_PROBLEM TO SOLVE_
Give back the material word for word, every line included.

*** ENTRIES SUPPLIED Section Begins ***

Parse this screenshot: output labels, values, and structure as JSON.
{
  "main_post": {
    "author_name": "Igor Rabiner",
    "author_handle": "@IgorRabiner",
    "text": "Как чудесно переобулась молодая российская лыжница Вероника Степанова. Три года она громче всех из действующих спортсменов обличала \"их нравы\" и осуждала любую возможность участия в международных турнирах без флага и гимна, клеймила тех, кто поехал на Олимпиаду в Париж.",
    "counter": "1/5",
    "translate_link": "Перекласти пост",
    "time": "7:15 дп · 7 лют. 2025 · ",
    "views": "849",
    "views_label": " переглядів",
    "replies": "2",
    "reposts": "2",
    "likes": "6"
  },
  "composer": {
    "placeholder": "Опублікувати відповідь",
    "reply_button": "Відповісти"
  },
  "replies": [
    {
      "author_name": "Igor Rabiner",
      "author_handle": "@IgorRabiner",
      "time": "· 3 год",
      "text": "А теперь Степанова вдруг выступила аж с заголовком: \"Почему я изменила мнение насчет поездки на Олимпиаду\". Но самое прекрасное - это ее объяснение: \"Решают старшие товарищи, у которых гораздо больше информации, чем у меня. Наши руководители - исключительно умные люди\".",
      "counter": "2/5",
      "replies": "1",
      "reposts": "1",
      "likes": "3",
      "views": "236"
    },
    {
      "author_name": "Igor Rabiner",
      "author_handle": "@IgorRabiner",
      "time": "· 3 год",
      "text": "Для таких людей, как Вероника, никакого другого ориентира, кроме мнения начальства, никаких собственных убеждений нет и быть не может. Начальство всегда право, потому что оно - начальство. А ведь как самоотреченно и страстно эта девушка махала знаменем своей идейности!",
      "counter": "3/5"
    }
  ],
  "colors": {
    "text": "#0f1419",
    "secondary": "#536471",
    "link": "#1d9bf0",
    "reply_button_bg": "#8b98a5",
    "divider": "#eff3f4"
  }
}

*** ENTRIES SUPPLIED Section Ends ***

_EXPECTED ANSWER_
Parse this screenshot: output labels, values, and structure as JSON.
{
  "main_post": {
    "author_name": "Igor Rabiner",
    "author_handle": "@IgorRabiner",
    "text": "Как чудесно переобулась молодая российская лыжница Вероника Степанова. Три года она громче всех из действующих спортсменов обличала \"их нравы\" и осуждала любую возможность участия в международных турнирах без флага и гимна, клеймила тех, кто поехал на Олимпиаду в Париж.",
    "counter": "1/5",
    "translate_link": "Перекласти пост",
    "time": "7:15 дп · 7 лют. 2025 · ",
    "views": "849",
    "views_label": " переглядів",
    "replies": "2",
    "reposts": "2",
    "likes": "6"
  },
  "composer": {
    "placeholder": "Опублікувати відповідь",
    "reply_button": "Відповісти"
  },
  "replies": [
    {
      "author_name": "Igor Rabiner",
      "author_handle": "@IgorRabiner",
      "time": "· 3 год",
      "text": "А теперь Степанова вдруг выступила аж с заголовком: \"Почему я изменила мнение насчет поездки на Олимпиаду\". Но самое прекрасное - это ее объяснение: \"Решают старшие товарищи, у которых гораздо больше информации, чем у меня. Наши руководители - исключительно умные люди\".",
      "counter": "2/5",
      "replies": "1",
      "reposts": "1",
      "likes": "3",
      "views": "236"
    },
    {
      "author_name": "Igor Rabiner",
      "author_handle": "@IgorRabiner",
      "time": "· 3 год",
      "text": "Для таких людей, как Вероника, никакого другого ориентира, кроме мнения начальства, никаких собственных убеждений нет и быть не может. Начальство всегда право, потому что оно - начальство. А ведь как самоотреченно и страстно эта девушка махала знаменем своей идейности!",
      "counter": "3/5"
    }
  ],
  "colors": {
    "text": "#0f1419",
    "secondary": "#536471",
    "link": "#1d9bf0",
    "reply_button_bg": "#8b98a5",
    "divider": "#eff3f4"
  }
}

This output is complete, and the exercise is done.